• _SUPPLIED INFORMATION_
::::::::
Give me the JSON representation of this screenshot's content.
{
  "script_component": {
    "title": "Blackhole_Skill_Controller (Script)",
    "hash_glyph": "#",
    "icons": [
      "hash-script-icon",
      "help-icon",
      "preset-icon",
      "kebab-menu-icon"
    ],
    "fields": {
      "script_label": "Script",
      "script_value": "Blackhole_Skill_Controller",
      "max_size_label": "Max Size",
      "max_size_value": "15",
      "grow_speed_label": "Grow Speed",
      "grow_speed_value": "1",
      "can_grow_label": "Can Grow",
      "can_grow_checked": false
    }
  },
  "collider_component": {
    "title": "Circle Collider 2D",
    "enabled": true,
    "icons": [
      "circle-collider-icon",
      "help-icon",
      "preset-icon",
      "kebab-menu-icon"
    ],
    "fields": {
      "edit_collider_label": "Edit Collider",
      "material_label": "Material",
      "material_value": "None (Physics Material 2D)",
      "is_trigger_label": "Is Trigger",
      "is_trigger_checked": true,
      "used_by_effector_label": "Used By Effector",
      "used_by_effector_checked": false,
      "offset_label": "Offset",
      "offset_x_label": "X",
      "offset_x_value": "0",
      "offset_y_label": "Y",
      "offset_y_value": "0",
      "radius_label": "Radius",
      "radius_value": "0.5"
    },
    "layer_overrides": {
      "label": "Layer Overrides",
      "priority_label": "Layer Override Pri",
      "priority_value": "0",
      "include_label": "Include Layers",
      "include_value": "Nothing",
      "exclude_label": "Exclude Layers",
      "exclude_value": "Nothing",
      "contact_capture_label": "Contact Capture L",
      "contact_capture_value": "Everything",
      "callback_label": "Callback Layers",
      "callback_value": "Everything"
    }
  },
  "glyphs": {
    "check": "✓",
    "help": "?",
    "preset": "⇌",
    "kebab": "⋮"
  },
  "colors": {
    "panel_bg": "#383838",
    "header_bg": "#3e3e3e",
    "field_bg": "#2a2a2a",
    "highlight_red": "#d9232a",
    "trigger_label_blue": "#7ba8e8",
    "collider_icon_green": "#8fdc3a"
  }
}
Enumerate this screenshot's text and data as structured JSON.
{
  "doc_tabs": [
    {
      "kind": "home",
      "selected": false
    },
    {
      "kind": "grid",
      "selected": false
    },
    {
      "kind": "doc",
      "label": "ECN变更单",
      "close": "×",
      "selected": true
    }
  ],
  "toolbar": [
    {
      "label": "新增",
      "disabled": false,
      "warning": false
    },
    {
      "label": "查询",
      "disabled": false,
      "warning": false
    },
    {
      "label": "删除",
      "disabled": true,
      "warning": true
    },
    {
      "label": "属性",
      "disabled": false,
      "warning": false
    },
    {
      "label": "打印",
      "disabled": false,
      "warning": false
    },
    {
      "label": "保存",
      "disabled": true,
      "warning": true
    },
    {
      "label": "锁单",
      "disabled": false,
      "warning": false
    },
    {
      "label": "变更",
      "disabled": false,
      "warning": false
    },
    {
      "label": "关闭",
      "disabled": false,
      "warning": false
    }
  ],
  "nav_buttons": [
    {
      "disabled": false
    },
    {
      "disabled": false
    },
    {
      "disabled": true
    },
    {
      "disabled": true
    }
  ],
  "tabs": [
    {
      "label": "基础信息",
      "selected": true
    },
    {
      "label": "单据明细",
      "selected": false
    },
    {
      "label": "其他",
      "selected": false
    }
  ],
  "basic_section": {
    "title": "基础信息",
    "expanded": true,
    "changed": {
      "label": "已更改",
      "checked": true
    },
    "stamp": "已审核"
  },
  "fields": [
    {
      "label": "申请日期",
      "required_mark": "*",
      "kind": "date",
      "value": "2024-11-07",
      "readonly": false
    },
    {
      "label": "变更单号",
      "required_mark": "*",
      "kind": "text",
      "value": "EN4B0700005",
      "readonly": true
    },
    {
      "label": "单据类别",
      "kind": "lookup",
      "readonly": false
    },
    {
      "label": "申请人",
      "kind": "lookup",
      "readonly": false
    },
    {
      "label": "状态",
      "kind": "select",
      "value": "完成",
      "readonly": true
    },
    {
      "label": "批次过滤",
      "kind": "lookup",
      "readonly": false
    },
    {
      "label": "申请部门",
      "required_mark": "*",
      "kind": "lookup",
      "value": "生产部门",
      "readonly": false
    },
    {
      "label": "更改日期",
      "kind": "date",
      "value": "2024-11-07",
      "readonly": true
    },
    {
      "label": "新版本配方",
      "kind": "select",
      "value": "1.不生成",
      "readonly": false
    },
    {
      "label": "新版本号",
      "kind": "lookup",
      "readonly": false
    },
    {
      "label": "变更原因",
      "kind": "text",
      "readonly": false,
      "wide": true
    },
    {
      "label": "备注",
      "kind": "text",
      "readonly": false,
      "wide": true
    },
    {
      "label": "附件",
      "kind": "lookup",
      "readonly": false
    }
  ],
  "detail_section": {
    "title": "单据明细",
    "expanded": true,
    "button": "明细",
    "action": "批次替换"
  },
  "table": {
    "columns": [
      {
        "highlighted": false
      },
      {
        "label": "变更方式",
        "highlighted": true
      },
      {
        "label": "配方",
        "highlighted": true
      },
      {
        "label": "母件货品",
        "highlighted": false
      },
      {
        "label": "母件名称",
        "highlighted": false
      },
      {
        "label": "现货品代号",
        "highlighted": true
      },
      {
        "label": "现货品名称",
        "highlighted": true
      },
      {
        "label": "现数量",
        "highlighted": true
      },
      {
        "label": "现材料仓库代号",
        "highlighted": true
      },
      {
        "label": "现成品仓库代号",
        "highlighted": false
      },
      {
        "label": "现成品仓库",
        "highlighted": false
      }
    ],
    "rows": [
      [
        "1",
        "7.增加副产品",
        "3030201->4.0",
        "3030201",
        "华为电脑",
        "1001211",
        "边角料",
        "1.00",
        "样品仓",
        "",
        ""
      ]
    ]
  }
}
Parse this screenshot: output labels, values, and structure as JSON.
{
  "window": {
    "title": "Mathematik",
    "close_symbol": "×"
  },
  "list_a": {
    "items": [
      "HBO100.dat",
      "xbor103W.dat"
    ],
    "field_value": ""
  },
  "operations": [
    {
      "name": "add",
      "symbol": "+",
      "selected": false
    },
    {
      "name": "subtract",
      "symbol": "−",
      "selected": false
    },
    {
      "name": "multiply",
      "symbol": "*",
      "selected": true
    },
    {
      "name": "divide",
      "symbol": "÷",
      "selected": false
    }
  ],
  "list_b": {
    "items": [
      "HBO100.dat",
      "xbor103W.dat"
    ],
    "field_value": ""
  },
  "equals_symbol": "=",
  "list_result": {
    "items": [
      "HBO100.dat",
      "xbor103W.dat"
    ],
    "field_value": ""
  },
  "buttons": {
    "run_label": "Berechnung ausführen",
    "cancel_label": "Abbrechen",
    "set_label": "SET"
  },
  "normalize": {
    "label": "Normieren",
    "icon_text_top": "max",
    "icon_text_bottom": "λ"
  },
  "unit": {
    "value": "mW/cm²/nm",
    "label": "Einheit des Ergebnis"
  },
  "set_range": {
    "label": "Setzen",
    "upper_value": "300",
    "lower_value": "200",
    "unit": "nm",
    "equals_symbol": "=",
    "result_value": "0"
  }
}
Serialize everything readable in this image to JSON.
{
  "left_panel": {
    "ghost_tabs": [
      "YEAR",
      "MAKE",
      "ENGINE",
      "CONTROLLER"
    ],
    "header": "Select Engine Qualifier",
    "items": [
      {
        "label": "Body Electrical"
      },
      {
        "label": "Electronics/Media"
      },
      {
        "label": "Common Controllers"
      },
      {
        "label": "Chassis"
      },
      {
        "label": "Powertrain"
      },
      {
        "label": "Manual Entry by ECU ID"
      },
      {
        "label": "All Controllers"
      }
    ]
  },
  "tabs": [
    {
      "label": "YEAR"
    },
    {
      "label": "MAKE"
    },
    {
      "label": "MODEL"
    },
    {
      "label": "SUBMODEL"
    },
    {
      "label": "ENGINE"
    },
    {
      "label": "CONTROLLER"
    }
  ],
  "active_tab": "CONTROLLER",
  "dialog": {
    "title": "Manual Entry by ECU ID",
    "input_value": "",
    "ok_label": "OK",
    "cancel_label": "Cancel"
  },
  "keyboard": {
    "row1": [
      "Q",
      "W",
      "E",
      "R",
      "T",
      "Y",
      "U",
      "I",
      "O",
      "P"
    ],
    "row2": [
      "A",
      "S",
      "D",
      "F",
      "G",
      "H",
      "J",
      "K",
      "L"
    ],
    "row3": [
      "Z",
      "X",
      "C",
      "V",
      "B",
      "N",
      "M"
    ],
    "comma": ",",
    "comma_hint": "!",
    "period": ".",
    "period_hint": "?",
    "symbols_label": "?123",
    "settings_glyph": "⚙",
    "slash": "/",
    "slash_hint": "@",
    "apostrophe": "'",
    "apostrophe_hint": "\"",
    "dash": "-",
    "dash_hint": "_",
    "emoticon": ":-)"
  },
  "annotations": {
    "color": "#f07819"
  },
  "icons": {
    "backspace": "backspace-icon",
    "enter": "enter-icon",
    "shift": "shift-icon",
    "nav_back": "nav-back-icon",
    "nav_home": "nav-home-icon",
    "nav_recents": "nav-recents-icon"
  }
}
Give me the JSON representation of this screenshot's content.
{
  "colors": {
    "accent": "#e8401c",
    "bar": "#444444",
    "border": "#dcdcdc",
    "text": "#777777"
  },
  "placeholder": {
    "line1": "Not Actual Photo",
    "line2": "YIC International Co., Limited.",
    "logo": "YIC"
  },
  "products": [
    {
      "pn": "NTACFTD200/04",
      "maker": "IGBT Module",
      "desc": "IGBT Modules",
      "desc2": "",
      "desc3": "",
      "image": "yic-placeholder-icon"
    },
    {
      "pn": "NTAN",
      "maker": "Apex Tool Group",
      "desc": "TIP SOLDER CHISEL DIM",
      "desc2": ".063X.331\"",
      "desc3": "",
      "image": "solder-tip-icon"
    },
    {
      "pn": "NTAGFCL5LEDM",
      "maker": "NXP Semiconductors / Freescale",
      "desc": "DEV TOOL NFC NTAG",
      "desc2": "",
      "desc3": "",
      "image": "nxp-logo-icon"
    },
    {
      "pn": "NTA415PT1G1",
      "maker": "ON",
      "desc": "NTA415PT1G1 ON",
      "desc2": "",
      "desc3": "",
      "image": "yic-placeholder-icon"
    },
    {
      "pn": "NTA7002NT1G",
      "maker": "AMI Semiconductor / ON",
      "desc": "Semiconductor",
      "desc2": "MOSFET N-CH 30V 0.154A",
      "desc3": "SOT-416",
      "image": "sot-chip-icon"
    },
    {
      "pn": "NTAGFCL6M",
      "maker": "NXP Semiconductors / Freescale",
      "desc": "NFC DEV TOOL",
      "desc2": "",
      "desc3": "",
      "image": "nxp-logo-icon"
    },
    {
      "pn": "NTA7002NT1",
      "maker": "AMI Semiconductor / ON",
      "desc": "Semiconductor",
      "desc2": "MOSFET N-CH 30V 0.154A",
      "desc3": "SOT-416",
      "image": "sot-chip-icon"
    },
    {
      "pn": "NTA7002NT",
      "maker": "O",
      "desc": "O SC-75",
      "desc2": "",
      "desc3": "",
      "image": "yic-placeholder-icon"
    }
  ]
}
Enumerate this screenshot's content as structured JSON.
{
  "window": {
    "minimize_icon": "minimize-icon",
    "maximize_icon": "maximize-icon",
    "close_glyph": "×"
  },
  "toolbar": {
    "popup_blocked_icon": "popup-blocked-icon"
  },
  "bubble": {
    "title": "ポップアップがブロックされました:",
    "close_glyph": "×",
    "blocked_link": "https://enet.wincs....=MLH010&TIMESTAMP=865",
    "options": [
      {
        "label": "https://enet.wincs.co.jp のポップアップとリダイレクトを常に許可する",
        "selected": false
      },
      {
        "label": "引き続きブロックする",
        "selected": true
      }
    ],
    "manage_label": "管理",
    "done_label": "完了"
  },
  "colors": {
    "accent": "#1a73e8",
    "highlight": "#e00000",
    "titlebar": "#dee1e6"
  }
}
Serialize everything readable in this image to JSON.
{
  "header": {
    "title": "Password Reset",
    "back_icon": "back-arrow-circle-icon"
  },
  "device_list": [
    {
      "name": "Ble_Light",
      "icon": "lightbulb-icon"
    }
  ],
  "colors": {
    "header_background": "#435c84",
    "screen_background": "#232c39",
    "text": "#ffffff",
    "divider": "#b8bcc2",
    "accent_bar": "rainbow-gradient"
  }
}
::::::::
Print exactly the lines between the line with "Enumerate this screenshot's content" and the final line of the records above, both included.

• _SOLUTION FOR THIS PROBLEM_
Enumerate this screenshot's content as structured JSON.
{
  "window": {
    "minimize_icon": "minimize-icon",
    "maximize_icon": "maximize-icon",
    "close_glyph": "×"
  },
  "toolbar": {
    "popup_blocked_icon": "popup-blocked-icon"
  },
  "bubble": {
    "title": "ポップアップがブロックされました:",
    "close_glyph": "×",
    "blocked_link": "https://enet.wincs....=MLH010&TIMESTAMP=865",
    "options": [
      {
        "label": "https://enet.wincs.co.jp のポップアップとリダイレクトを常に許可する",
        "selected": false
      },
      {
        "label": "引き続きブロックする",
        "selected": true
      }
    ],
    "manage_label": "管理",
    "done_label": "完了"
  },
  "colors": {
    "accent": "#1a73e8",
    "highlight": "#e00000",
    "titlebar": "#dee1e6"
  }
}
Serialize everything readable in this image to JSON.
{
  "header": {
    "title": "Password Reset",
    "back_icon": "back-arrow-circle-icon"
  },
  "device_list": [
    {
      "name": "Ble_Light",
      "icon": "lightbulb-icon"
    }
  ],
  "colors": {
    "header_background": "#435c84",
    "screen_background": "#232c39",
    "text": "#ffffff",
    "divider": "#b8bcc2",
    "accent_bar": "rainbow-gradient"
  }
}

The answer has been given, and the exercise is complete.